Aleesia Johnson: In 2014, our state legislature passed a law…that said we could restart a school that was underperforming chronically with an external partner, so we did that. The first ones launched in 2015. You could launch as a school that was within the district and also as a school that has a charter. The district does not authorize charter schools. In Indianapolis, those charters are authorized through the mayor’s office.
Martin: So you have innovation schools that work with external partners, but you don’t call those charter schools?
Johnson: Some of them have charters and some of those don’t.
Martin: I’m just trying to figure out why ya’ll making this so hard.
After this exchange, my husband turned to me and said, “I’m confused.” My husband knows more than most people about innovation in IPS because I worked at a school that is now an innovation restart school. However, he didn’t realize there were different variations of the innovation model, nor did he understand why there were four different innovation pathways. After the event, my husband said, “Roland probably got on the plane and said, ‘What the hell is going on in Indy?’”
I don’t find anything wrong with using innovative ideas and models. But if college educated people can’t understand the models, how are families supposed to understand the models and pick a good school for their black children?
Township schools need to do a better job of engaging black families.
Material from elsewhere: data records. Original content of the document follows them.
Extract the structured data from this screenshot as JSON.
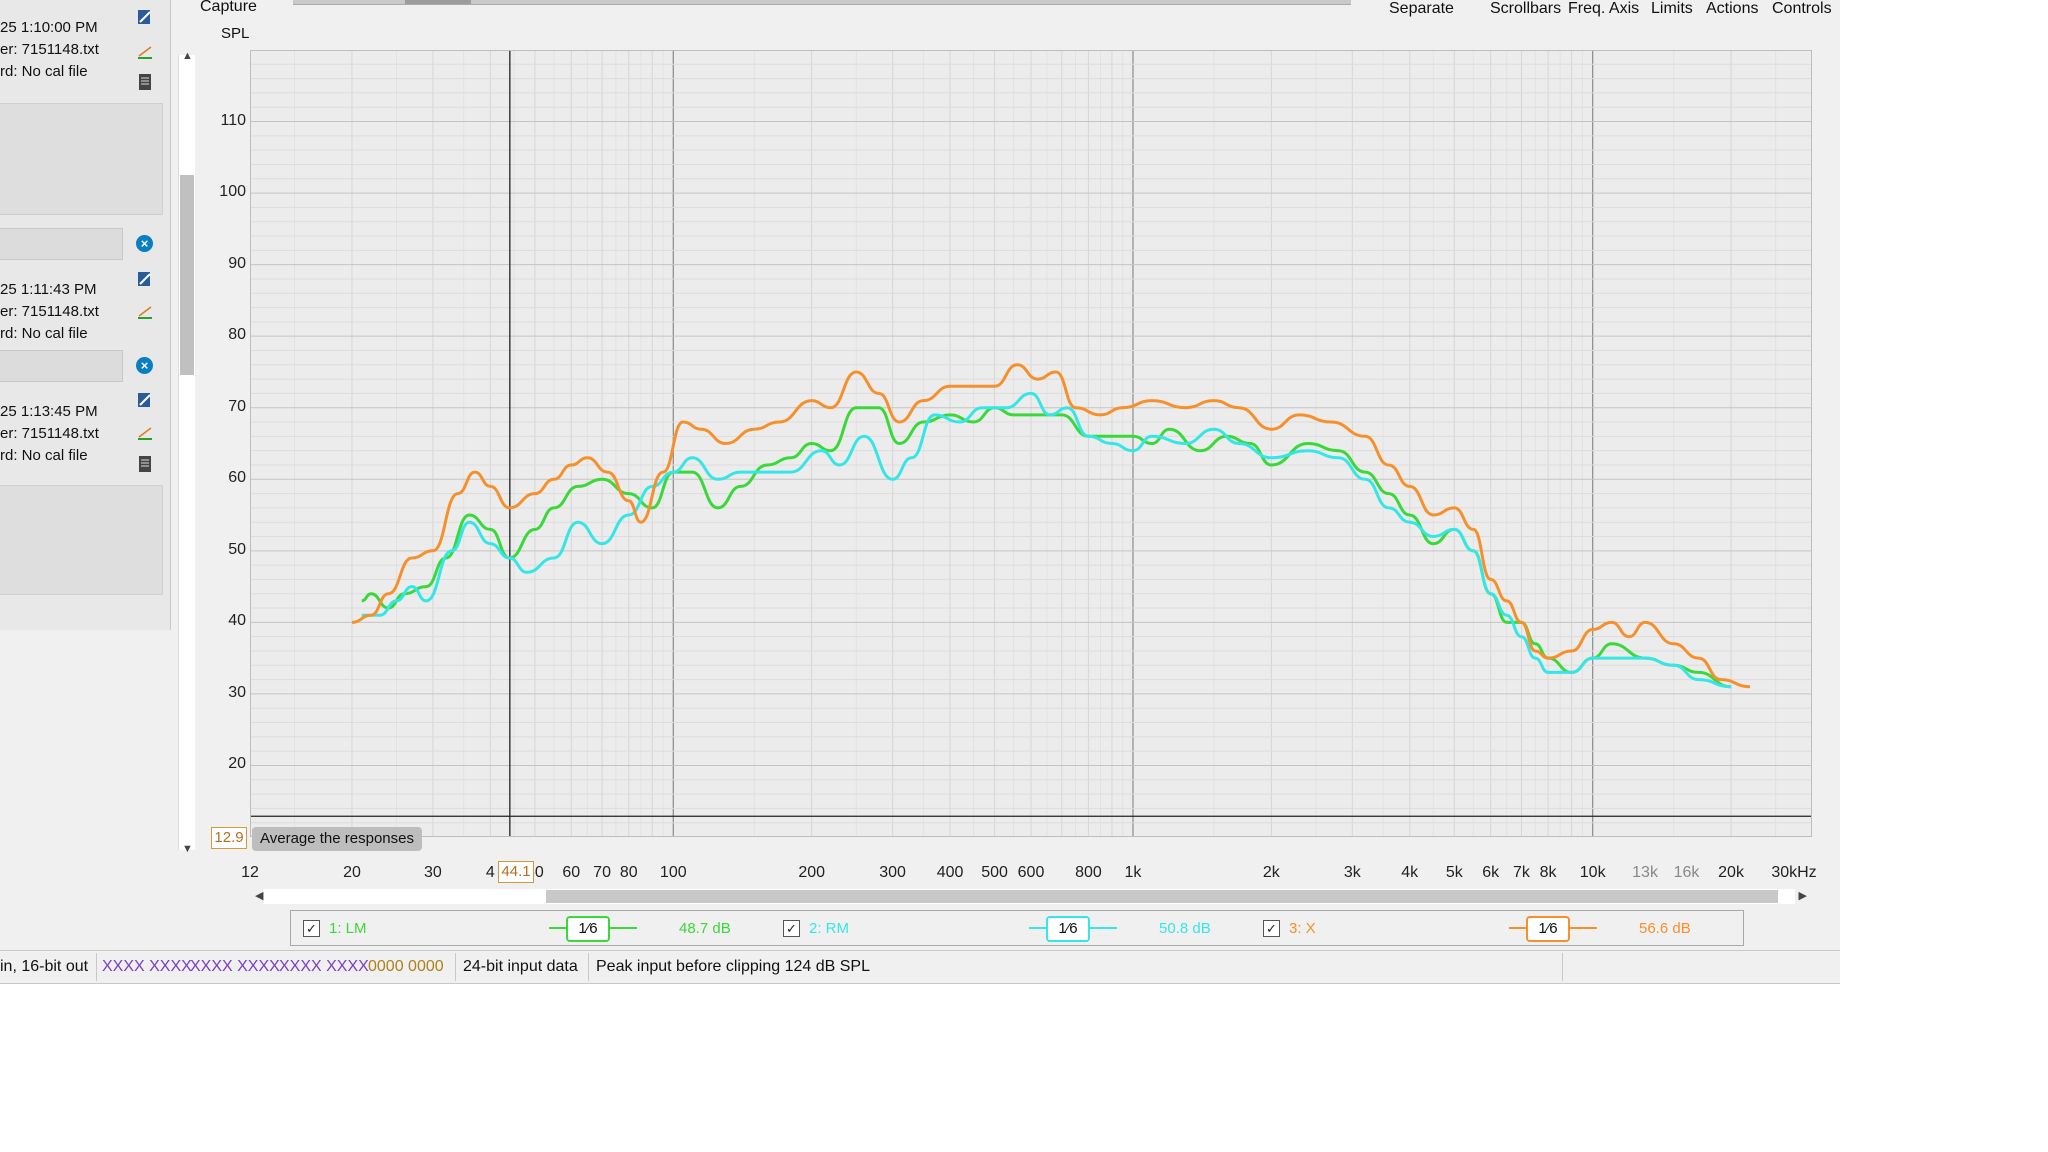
{
  "left_panel": {
    "measurements": [
      {
        "time": "25 1:10:00 PM",
        "mic": "er: 7151148.txt",
        "cal": "rd: No cal file"
      },
      {
        "time": "25 1:11:43 PM",
        "mic": "er: 7151148.txt",
        "cal": "rd: No cal file"
      },
      {
        "time": "25 1:13:45 PM",
        "mic": "er: 7151148.txt",
        "cal": "rd: No cal file"
      }
    ]
  },
  "toolbar": {
    "capture_label": "Capture",
    "menu": [
      "Separate",
      "Scrollbars",
      "Freq. Axis",
      "Limits",
      "Actions",
      "Controls"
    ]
  },
  "chart": {
    "y_axis_label": "SPL",
    "y_ticks": [
      "110",
      "100",
      "90",
      "80",
      "70",
      "60",
      "50",
      "40",
      "30",
      "20"
    ],
    "x_ticks": [
      {
        "label": "12",
        "f": 12,
        "dim": false
      },
      {
        "label": "20",
        "f": 20,
        "dim": false
      },
      {
        "label": "30",
        "f": 30,
        "dim": false
      },
      {
        "label": "4",
        "f": 40,
        "dim": false
      },
      {
        "label": "50",
        "f": 50,
        "dim": false
      },
      {
        "label": "60",
        "f": 60,
        "dim": false
      },
      {
        "label": "70",
        "f": 70,
        "dim": false
      },
      {
        "label": "80",
        "f": 80,
        "dim": false
      },
      {
        "label": "100",
        "f": 100,
        "dim": false
      },
      {
        "label": "200",
        "f": 200,
        "dim": false
      },
      {
        "label": "300",
        "f": 300,
        "dim": false
      },
      {
        "label": "400",
        "f": 400,
        "dim": false
      },
      {
        "label": "500",
        "f": 500,
        "dim": false
      },
      {
        "label": "600",
        "f": 600,
        "dim": false
      },
      {
        "label": "800",
        "f": 800,
        "dim": false
      },
      {
        "label": "1k",
        "f": 1000,
        "dim": false
      },
      {
        "label": "2k",
        "f": 2000,
        "dim": false
      },
      {
        "label": "3k",
        "f": 3000,
        "dim": false
      },
      {
        "label": "4k",
        "f": 4000,
        "dim": false
      },
      {
        "label": "5k",
        "f": 5000,
        "dim": false
      },
      {
        "label": "6k",
        "f": 6000,
        "dim": false
      },
      {
        "label": "7k",
        "f": 7000,
        "dim": false
      },
      {
        "label": "8k",
        "f": 8000,
        "dim": false
      },
      {
        "label": "10k",
        "f": 10000,
        "dim": false
      },
      {
        "label": "13k",
        "f": 13000,
        "dim": true
      },
      {
        "label": "16k",
        "f": 16000,
        "dim": true
      },
      {
        "label": "20k",
        "f": 20000,
        "dim": false
      },
      {
        "label": "30kHz",
        "f": 30000,
        "dim": false
      }
    ],
    "cursor_y_value": "12.9",
    "cursor_x_value": "44.1",
    "tooltip": "Average the responses"
  },
  "chart_data": {
    "type": "line",
    "x_scale": "log",
    "xlim": [
      12,
      30000
    ],
    "ylim": [
      10,
      120
    ],
    "series": [
      {
        "name": "1: LM",
        "color": "#3ad83a",
        "points": [
          [
            21,
            43
          ],
          [
            22,
            44
          ],
          [
            24,
            42
          ],
          [
            26,
            44
          ],
          [
            29,
            45
          ],
          [
            32,
            49
          ],
          [
            36,
            55
          ],
          [
            40,
            53
          ],
          [
            44,
            49
          ],
          [
            50,
            53
          ],
          [
            55,
            56
          ],
          [
            62,
            59
          ],
          [
            70,
            60
          ],
          [
            80,
            58
          ],
          [
            90,
            56
          ],
          [
            100,
            61
          ],
          [
            110,
            61
          ],
          [
            125,
            56
          ],
          [
            140,
            59
          ],
          [
            160,
            62
          ],
          [
            180,
            63
          ],
          [
            200,
            65
          ],
          [
            220,
            64
          ],
          [
            250,
            70
          ],
          [
            280,
            70
          ],
          [
            310,
            65
          ],
          [
            350,
            68
          ],
          [
            400,
            69
          ],
          [
            450,
            68
          ],
          [
            500,
            70
          ],
          [
            550,
            69
          ],
          [
            600,
            69
          ],
          [
            700,
            69
          ],
          [
            800,
            66
          ],
          [
            900,
            66
          ],
          [
            1000,
            66
          ],
          [
            1100,
            65
          ],
          [
            1200,
            67
          ],
          [
            1400,
            64
          ],
          [
            1600,
            66
          ],
          [
            1800,
            65
          ],
          [
            2000,
            62
          ],
          [
            2400,
            65
          ],
          [
            2800,
            64
          ],
          [
            3200,
            61
          ],
          [
            3600,
            58
          ],
          [
            4000,
            55
          ],
          [
            4500,
            51
          ],
          [
            5000,
            53
          ],
          [
            5500,
            50
          ],
          [
            6000,
            44
          ],
          [
            6500,
            40
          ],
          [
            7000,
            40
          ],
          [
            7500,
            37
          ],
          [
            8000,
            35
          ],
          [
            9000,
            33
          ],
          [
            10000,
            35
          ],
          [
            11000,
            37
          ],
          [
            13000,
            35
          ],
          [
            15000,
            34
          ],
          [
            17000,
            33
          ],
          [
            20000,
            31
          ]
        ]
      },
      {
        "name": "2: RM",
        "color": "#36e6e6",
        "points": [
          [
            21,
            41
          ],
          [
            23,
            41
          ],
          [
            25,
            43
          ],
          [
            27,
            45
          ],
          [
            29,
            43
          ],
          [
            33,
            50
          ],
          [
            36,
            54
          ],
          [
            40,
            51
          ],
          [
            44,
            49
          ],
          [
            48,
            47
          ],
          [
            55,
            49
          ],
          [
            62,
            54
          ],
          [
            70,
            51
          ],
          [
            80,
            55
          ],
          [
            90,
            59
          ],
          [
            100,
            61
          ],
          [
            110,
            63
          ],
          [
            125,
            60
          ],
          [
            140,
            61
          ],
          [
            160,
            61
          ],
          [
            180,
            61
          ],
          [
            210,
            64
          ],
          [
            230,
            62
          ],
          [
            260,
            66
          ],
          [
            300,
            60
          ],
          [
            330,
            63
          ],
          [
            370,
            69
          ],
          [
            420,
            68
          ],
          [
            470,
            70
          ],
          [
            530,
            70
          ],
          [
            600,
            72
          ],
          [
            660,
            69
          ],
          [
            720,
            70
          ],
          [
            800,
            66
          ],
          [
            900,
            65
          ],
          [
            1000,
            64
          ],
          [
            1100,
            66
          ],
          [
            1300,
            65
          ],
          [
            1500,
            67
          ],
          [
            1700,
            65
          ],
          [
            2000,
            63
          ],
          [
            2400,
            64
          ],
          [
            2800,
            63
          ],
          [
            3200,
            60
          ],
          [
            3600,
            56
          ],
          [
            4000,
            54
          ],
          [
            4500,
            52
          ],
          [
            5000,
            53
          ],
          [
            5500,
            50
          ],
          [
            6000,
            44
          ],
          [
            6500,
            41
          ],
          [
            7000,
            38
          ],
          [
            7500,
            35
          ],
          [
            8000,
            33
          ],
          [
            9000,
            33
          ],
          [
            10000,
            35
          ],
          [
            11000,
            35
          ],
          [
            13000,
            35
          ],
          [
            15000,
            34
          ],
          [
            17000,
            32
          ],
          [
            20000,
            31
          ]
        ]
      },
      {
        "name": "3: X",
        "color": "#f5902c",
        "points": [
          [
            20,
            40
          ],
          [
            22,
            41
          ],
          [
            24,
            44
          ],
          [
            27,
            49
          ],
          [
            30,
            50
          ],
          [
            34,
            58
          ],
          [
            37,
            61
          ],
          [
            40,
            59
          ],
          [
            44,
            56
          ],
          [
            50,
            58
          ],
          [
            55,
            60
          ],
          [
            60,
            62
          ],
          [
            65,
            63
          ],
          [
            72,
            61
          ],
          [
            80,
            57
          ],
          [
            85,
            54
          ],
          [
            95,
            61
          ],
          [
            105,
            68
          ],
          [
            115,
            67
          ],
          [
            130,
            65
          ],
          [
            150,
            67
          ],
          [
            170,
            68
          ],
          [
            200,
            71
          ],
          [
            220,
            70
          ],
          [
            250,
            75
          ],
          [
            280,
            72
          ],
          [
            310,
            68
          ],
          [
            350,
            71
          ],
          [
            400,
            73
          ],
          [
            450,
            73
          ],
          [
            500,
            73
          ],
          [
            560,
            76
          ],
          [
            620,
            74
          ],
          [
            680,
            75
          ],
          [
            750,
            70
          ],
          [
            850,
            69
          ],
          [
            950,
            70
          ],
          [
            1100,
            71
          ],
          [
            1300,
            70
          ],
          [
            1500,
            71
          ],
          [
            1700,
            70
          ],
          [
            2000,
            67
          ],
          [
            2300,
            69
          ],
          [
            2700,
            68
          ],
          [
            3200,
            66
          ],
          [
            3600,
            62
          ],
          [
            4000,
            59
          ],
          [
            4500,
            55
          ],
          [
            5000,
            56
          ],
          [
            5500,
            53
          ],
          [
            6000,
            46
          ],
          [
            6500,
            43
          ],
          [
            7000,
            40
          ],
          [
            7500,
            36
          ],
          [
            8000,
            35
          ],
          [
            9000,
            36
          ],
          [
            10000,
            39
          ],
          [
            11000,
            40
          ],
          [
            12000,
            38
          ],
          [
            13000,
            40
          ],
          [
            15000,
            37
          ],
          [
            17000,
            35
          ],
          [
            19000,
            32
          ],
          [
            22000,
            31
          ]
        ]
      }
    ],
    "ylabel": "SPL",
    "grid": true
  },
  "legend": {
    "items": [
      {
        "label": "1: LM",
        "smoothing": "1⁄6",
        "db": "48.7 dB",
        "color": "#3ad83a",
        "checked": "✓"
      },
      {
        "label": "2: RM",
        "smoothing": "1⁄6",
        "db": "50.8 dB",
        "color": "#36e6e6",
        "checked": "✓"
      },
      {
        "label": "3: X",
        "smoothing": "1⁄6",
        "db": "56.6 dB",
        "color": "#f5902c",
        "checked": "✓"
      }
    ]
  },
  "statusbar": {
    "bitdepth": "in, 16-bit out",
    "levels": [
      "XXXX XXXX",
      "XXXX XXXX",
      "XXXX XXXX"
    ],
    "level_zero": "0000 0000",
    "input_format": "24-bit input data",
    "peak": "Peak input before clipping 124 dB SPL"
  },
  "colors": {
    "levels": "#7a3dc8",
    "level_zero": "#b0801a"
  }
}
In the article “Indianapolis Consolidated Everything But Its Schools — Leaving 11 Different Districts Where Black Children Are Often Left Behind,” I wrote, “We have charter schools; we have a large school voucher program, which allows impoverished children to attend private schools, and we have school districts like the MSD of Washington Township and the MSD of Wayne that let out-of-boundary students attend their schools.” Part of choice in Indianapolis is the fact there are eleven school districts within Indianapolis, but the only one represented during the town hall panel was Indianapolis Public Schools. The Superintendents of the MSD of Lawrence Township and the MSD of Washington Township are black. In Lawrence Township, 45.2% of their students are black, and in Washington Township, 40.2% of their students are black. Why weren’t these Indianapolis school districts or any of the other districts outside of Indianapolis Public Schools represented at the event?
What resonated with me most is when Martin said:
Also, I don’t play the game of teachers suck and charters are great, or all traditional schools are horrible and charters are the silver bullet. That’s a lie. The reality is if a traditional school is working, I’m down with it. If a charter is working, I’m down with it. I’m down with magnet schools, home schools, online schools, technical schools. If it is successfully educating our children, I have no problem with it. If it is failing, I will not accept it.
Too many schools, regardless of type, are failing black children in Indianapolis. I hope this event is a catalyst for change. We have to move beyond writing and talking about it; we have to roll up our sleeves and get to work.